Creating Engaged Employees through Volunteering Programmes

Published on 2012-05-29

This event advises how companies should engage and encourage volunteerism and why such programmes benefit companies and their staff.

On Wednesday 16 May, the British Chamber of Commerce Shanghai invited Richard Brubaker, Founder of Collective Responsibility, and Roy Zhang, Senior Manager of Global Citizenship and Policy at Abbott China, to advise how companies should engage and encourage volunteerism and why such programmes benefit companies and their staff.

Originally, volunteering initiatives were managed centrally, via global HQs and there were very few channels through which one could give back. A recent trend – only witnessed in the past 5-8 years in China – has seen far more responsibility taken at the local level, with a much greater range and flexibility of options available. Firms gradually recognise the value not just as part of overall CSR objectives but also internally in terms of job satisfaction and team building (therefore staff retention). A key requirement for the success of such programmes is volunteer enjoyment and internal communication, as this will encourage people to come back and take ownership of the initiative.

In the 2nd half of the briefing, Roy Zhang highlighted the importance of expectation management, therefore advised against doing one-off events and recommended active involvement as opposed to simply donating cash. Realistic expectations of partnerships, mature capacity assessment, well-trained volunteers and strategic goals are crucial from the outset otherwise; things can quickly get out of control.

In total, Mr. Brubaker outlined seven general steps to success.

1) Answer the five Basic Questions

  • Who, what, when, where, and how much

2) Build program structure and plan
  • Build program framework, identify goals, and set clear expectations

3) Partners and Champions
  • Identify external partners who will support the program
  • Identify internal champions who will own the program, crucial for being proactive and driving things forward

4) Marketing and Trainings
  • Internally market opportunities to employees
  • Offer training / orientation to interested employees

5) Project Launch Pilot
  • If program is long term, or large scale, run a pilot program involving volunteer leaders

6) Internal Communications
  • Newsletters, website, and photo sharing of event success
  • Feedback opportunities for participants

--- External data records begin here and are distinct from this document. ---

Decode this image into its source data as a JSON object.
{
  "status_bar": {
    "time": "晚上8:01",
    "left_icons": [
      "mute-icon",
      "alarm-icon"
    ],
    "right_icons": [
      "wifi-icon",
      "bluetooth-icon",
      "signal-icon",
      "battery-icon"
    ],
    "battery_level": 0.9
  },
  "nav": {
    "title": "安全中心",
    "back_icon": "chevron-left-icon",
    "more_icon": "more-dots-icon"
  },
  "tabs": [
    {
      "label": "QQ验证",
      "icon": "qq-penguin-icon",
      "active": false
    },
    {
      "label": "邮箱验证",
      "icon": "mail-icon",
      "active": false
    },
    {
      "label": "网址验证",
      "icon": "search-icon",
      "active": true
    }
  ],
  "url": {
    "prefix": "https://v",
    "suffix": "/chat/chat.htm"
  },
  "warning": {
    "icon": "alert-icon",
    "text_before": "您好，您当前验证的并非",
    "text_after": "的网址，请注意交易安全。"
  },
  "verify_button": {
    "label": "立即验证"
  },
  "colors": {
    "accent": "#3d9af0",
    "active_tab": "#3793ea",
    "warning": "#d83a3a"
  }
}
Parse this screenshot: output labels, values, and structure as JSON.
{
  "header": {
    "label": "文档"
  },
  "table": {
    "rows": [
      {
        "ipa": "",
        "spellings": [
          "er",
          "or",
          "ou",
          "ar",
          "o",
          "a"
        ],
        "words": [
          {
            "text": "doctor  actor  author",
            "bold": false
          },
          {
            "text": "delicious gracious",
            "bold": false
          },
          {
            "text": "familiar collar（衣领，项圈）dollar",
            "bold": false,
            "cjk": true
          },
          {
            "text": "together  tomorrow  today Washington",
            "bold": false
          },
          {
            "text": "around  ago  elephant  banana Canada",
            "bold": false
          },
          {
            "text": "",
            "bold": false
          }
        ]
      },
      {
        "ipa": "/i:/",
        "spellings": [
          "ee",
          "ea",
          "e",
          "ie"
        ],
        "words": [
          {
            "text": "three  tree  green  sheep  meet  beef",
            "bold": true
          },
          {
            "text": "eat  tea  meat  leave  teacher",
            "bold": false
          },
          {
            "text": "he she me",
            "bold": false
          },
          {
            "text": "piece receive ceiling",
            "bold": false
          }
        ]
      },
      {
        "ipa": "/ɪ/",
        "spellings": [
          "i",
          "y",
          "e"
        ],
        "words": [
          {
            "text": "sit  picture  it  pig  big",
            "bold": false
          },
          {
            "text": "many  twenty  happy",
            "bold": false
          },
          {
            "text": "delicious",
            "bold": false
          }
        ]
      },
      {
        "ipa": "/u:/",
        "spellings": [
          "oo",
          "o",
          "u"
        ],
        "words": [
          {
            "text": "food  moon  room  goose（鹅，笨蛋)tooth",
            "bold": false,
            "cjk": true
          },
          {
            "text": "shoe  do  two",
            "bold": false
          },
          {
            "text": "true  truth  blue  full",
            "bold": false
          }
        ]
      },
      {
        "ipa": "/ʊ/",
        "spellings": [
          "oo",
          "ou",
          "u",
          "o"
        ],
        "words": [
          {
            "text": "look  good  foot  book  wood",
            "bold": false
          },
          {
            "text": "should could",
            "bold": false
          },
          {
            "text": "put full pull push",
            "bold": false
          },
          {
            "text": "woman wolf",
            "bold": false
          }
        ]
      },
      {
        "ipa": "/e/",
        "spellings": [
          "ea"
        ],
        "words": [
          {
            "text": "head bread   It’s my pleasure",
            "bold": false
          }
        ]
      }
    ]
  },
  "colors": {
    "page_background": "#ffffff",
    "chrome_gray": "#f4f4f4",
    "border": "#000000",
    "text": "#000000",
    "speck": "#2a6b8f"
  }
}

7) Monitoring & Adjustment
  • Internally: revisit goals of employees and measure against program progress
  • Externally: Revisit partnership and assess true impact of program